Figuring that one voice is stronger than three separate voices, the Certified Financial Planner Board of Standards Inc., Financial Planning Association and National Association of Personal Financial Advisors said Tuesday they plan to join heads to come up with a unified response in the expected debate in the next Congress on financial services industry reforms.

Leaders of the three organizations met last week at CFP Board headquarters in Washington, D.C. to review the regulatory gaps in how financial advice and services are delivered on the retail level, as well as the opportunities and threats in creating appropriate conduct standards for financial planners.

As it stands, financial planning isn't regulated as a stand-alone profession.

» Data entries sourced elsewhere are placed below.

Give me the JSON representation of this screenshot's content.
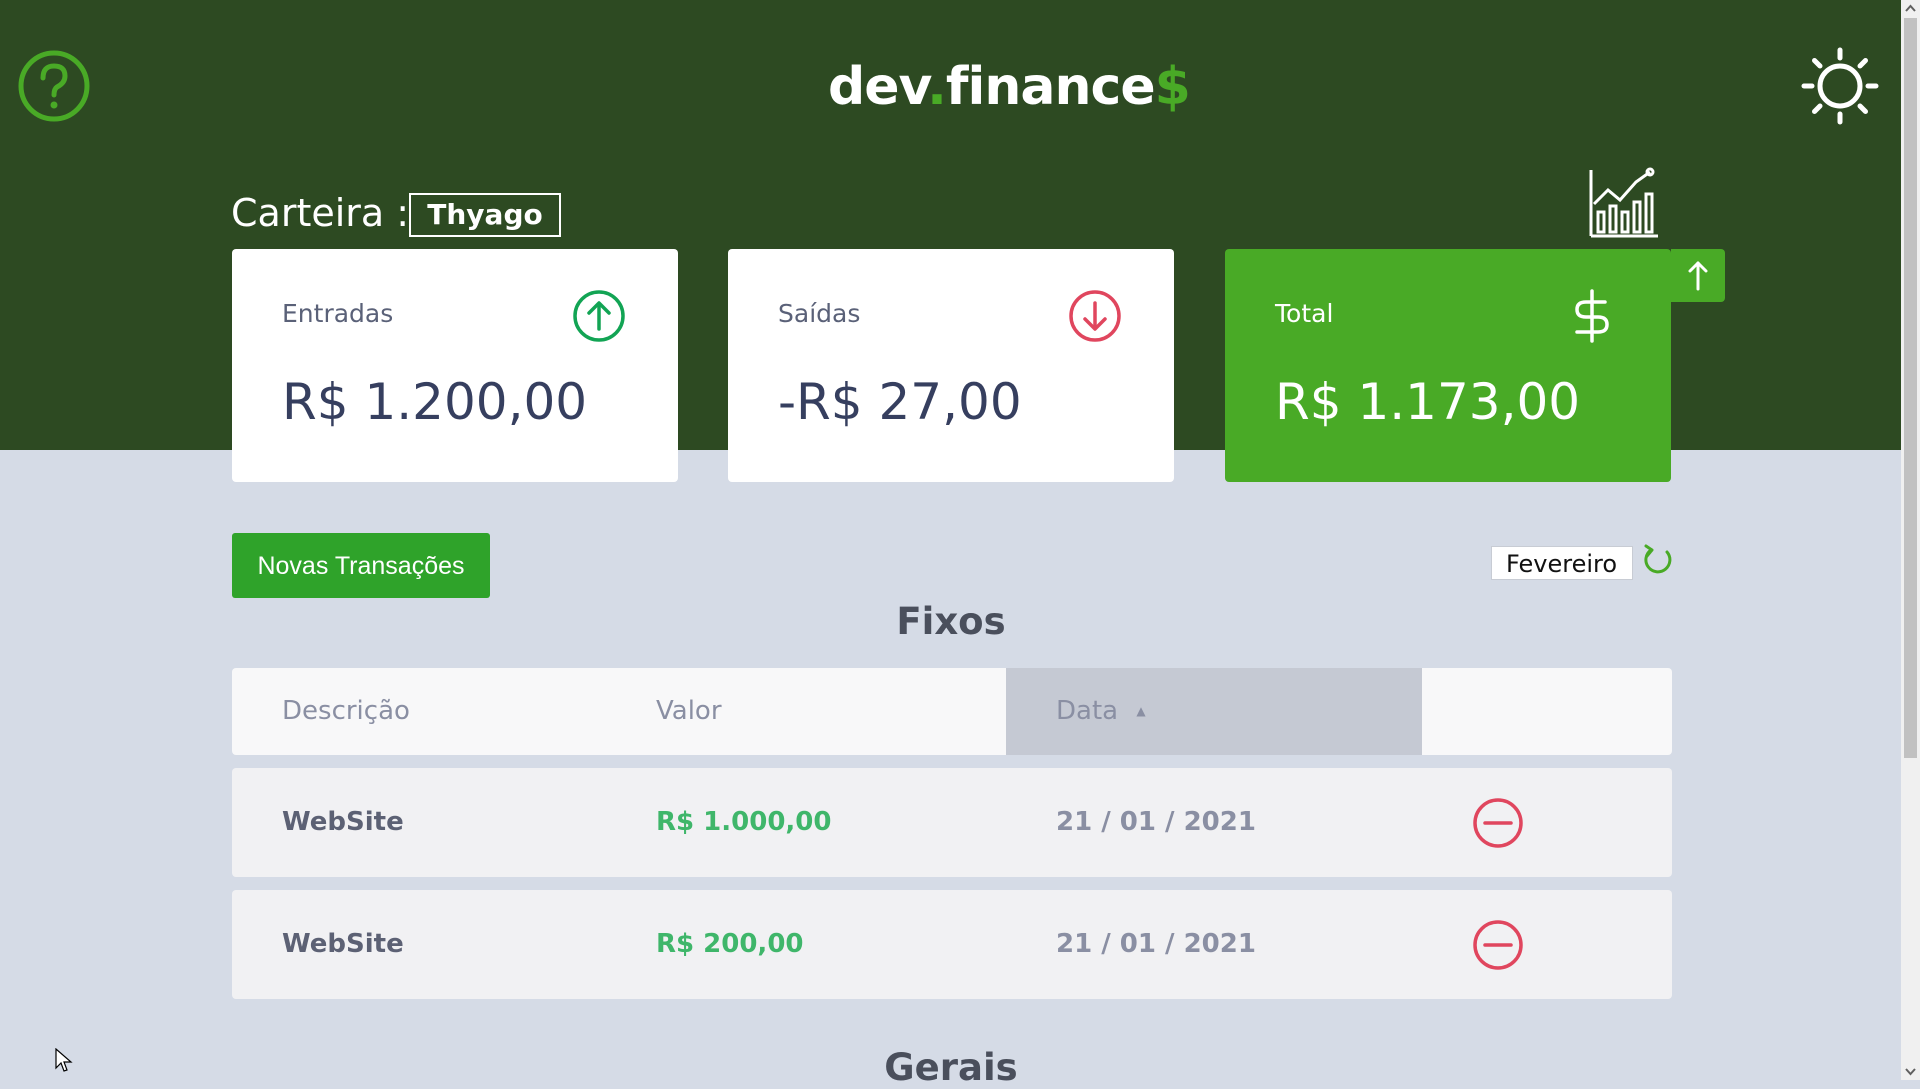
{
  "app": {
    "logo_main": "dev",
    "logo_dot": ".",
    "logo_rest": "finance",
    "logo_dollar": "$"
  },
  "header": {
    "help_icon": "question-circle-icon",
    "theme_icon": "sun-icon",
    "chart_icon": "bar-chart-trend-icon"
  },
  "wallet": {
    "label": "Carteira :",
    "name": "Thyago"
  },
  "cards": {
    "income": {
      "title": "Entradas",
      "value": "R$ 1.200,00",
      "icon": "arrow-up-circle-icon"
    },
    "expense": {
      "title": "Saídas",
      "value": "-R$ 27,00",
      "icon": "arrow-down-circle-icon"
    },
    "total": {
      "title": "Total",
      "value": "R$ 1.173,00",
      "icon": "dollar-icon"
    }
  },
  "actions": {
    "new_transaction": "Novas Transações",
    "month": "Fevereiro",
    "refresh_icon": "refresh-icon",
    "scroll_top_icon": "arrow-up-icon"
  },
  "sections": {
    "fixed_title": "Fixos",
    "general_title": "Gerais"
  },
  "table": {
    "headers": [
      "Descrição",
      "Valor",
      "Data"
    ],
    "sort_indicator": "▲",
    "rows": [
      {
        "description": "WebSite",
        "amount": "R$ 1.000,00",
        "date": "21 / 01 / 2021"
      },
      {
        "description": "WebSite",
        "amount": "R$ 200,00",
        "date": "21 / 01 / 2021"
      }
    ]
  },
  "colors": {
    "header_bg": "#2d4a22",
    "accent": "#49aa26",
    "income": "#12a454",
    "expense": "#e92929",
    "page_bg": "#d5dbe6"
  }
}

"The global financial crisis will require comprehensive review of the regulatory structure by Congress," the group said in a prepared statement. "The three organizations, over the coming weeks and months, will actively solicit feedback from stakeholders on future regulation of the financial planning profession. They will also reach out to other organizations that share the same belief that high ethical standards and qualifications for advisory services are needed more than ever to benefit the public."